▶ **REQUIREMENT**: Every record must be retyped exactly as it reads.

|---|

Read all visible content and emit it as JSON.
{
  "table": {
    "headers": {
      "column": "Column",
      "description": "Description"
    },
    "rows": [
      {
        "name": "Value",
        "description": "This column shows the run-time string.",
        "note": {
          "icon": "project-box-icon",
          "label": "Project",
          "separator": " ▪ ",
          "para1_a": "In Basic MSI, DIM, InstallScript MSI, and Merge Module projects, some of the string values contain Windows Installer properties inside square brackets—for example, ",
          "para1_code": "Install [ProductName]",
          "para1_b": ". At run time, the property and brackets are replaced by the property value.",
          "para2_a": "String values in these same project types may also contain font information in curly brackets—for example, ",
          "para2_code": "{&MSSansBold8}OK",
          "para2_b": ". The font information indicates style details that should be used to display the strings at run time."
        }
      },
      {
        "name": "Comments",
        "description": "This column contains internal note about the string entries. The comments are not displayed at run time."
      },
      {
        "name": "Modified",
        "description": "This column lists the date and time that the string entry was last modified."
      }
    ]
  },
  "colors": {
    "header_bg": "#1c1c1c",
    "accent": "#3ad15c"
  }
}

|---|

▶ **SOLUTION**:
Read all visible content and emit it as JSON.
{
  "table": {
    "headers": {
      "column": "Column",
      "description": "Description"
    },
    "rows": [
      {
        "name": "Value",
        "description": "This column shows the run-time string.",
        "note": {
          "icon": "project-box-icon",
          "label": "Project",
          "separator": " ▪ ",
          "para1_a": "In Basic MSI, DIM, InstallScript MSI, and Merge Module projects, some of the string values contain Windows Installer properties inside square brackets—for example, ",
          "para1_code": "Install [ProductName]",
          "para1_b": ". At run time, the property and brackets are replaced by the property value.",
          "para2_a": "String values in these same project types may also contain font information in curly brackets—for example, ",
          "para2_code": "{&MSSansBold8}OK",
          "para2_b": ". The font information indicates style details that should be used to display the strings at run time."
        }
      },
      {
        "name": "Comments",
        "description": "This column contains internal note about the string entries. The comments are not displayed at run time."
      },
      {
        "name": "Modified",
        "description": "This column lists the date and time that the string entry was last modified."
      }
    ]
  },
  "colors": {
    "header_bg": "#1c1c1c",
    "accent": "#3ad15c"
  }
}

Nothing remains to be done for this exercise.